> [RECORDS SUPPLIED]
# # # # #

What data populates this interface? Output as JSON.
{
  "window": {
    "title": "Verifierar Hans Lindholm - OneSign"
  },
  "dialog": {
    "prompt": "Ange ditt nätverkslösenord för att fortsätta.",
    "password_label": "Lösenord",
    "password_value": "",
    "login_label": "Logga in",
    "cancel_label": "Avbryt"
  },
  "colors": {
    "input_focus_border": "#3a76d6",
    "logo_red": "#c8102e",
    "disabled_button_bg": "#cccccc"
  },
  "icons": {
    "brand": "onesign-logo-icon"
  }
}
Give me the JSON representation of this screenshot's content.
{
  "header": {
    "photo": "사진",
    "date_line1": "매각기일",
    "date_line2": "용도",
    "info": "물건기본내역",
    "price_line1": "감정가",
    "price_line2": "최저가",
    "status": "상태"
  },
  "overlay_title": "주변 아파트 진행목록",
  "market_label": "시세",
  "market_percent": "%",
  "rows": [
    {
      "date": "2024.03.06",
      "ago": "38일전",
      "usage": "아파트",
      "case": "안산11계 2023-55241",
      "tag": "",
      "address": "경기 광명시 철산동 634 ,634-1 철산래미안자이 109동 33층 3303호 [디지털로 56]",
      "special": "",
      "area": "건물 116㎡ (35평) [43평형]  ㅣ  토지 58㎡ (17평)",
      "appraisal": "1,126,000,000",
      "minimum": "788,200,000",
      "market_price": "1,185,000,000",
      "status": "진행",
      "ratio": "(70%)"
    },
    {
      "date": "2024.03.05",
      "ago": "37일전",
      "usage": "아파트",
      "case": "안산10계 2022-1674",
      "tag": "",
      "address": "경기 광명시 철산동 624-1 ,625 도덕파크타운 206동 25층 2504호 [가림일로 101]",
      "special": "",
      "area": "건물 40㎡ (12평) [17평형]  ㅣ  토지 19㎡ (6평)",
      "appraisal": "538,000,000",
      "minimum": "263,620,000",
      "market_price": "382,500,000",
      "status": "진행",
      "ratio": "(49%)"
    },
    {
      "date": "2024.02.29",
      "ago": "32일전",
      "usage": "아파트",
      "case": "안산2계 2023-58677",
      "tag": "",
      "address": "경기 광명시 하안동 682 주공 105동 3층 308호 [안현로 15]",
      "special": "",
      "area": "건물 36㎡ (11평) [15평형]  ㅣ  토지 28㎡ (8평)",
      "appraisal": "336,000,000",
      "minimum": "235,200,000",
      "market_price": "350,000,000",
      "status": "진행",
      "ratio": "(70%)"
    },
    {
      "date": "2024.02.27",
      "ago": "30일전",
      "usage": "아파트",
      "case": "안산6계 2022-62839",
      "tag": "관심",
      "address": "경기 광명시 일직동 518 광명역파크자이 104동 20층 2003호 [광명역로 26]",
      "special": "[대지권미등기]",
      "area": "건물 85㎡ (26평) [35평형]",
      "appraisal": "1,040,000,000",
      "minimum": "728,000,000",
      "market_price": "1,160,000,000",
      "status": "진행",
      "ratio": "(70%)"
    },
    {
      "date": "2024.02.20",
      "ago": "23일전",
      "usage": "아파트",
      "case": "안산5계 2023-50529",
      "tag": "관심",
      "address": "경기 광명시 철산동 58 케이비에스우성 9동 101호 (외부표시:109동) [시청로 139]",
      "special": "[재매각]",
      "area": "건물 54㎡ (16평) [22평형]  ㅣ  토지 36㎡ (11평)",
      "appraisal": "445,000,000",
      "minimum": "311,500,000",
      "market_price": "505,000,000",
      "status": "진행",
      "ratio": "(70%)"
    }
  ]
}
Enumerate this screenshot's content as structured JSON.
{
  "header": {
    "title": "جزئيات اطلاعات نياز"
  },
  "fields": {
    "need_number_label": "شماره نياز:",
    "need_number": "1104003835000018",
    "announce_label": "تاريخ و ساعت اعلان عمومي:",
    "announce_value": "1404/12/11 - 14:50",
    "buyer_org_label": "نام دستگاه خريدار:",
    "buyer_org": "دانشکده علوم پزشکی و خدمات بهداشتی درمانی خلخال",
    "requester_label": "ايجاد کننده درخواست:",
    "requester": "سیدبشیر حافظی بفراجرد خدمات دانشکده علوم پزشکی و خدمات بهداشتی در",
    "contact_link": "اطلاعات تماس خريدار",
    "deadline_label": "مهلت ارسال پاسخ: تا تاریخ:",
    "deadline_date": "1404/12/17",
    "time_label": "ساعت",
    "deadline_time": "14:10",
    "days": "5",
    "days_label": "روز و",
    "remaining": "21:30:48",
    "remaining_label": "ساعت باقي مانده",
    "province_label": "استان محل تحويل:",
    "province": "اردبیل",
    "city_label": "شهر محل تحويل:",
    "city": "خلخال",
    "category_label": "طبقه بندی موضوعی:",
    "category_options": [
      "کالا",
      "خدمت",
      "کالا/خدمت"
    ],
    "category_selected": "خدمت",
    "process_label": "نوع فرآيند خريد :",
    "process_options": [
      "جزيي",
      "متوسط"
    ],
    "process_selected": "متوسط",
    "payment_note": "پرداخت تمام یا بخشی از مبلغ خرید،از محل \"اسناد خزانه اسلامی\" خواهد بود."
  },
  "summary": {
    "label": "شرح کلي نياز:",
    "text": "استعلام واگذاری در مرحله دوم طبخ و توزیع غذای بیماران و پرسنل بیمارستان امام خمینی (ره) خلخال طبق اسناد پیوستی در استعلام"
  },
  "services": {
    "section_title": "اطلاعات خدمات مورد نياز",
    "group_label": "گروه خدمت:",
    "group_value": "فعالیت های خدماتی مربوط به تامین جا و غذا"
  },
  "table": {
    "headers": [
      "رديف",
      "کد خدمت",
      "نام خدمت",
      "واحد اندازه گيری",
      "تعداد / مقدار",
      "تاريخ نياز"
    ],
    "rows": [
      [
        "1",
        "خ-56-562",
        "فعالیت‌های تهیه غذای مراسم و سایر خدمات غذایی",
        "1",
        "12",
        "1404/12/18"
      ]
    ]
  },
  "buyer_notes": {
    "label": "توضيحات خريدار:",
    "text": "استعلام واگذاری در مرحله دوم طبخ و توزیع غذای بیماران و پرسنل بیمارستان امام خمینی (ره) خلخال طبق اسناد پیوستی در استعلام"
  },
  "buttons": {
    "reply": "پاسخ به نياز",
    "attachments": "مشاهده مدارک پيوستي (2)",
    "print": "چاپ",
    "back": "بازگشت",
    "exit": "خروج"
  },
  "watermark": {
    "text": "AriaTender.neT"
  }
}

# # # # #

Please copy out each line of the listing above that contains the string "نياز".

> [SOLUTION]
    "title": "جزئيات اطلاعات نياز"
    "need_number_label": "شماره نياز:",
    "label": "شرح کلي نياز:",
    "section_title": "اطلاعات خدمات مورد نياز",
      "تاريخ نياز"
    "reply": "پاسخ به نياز",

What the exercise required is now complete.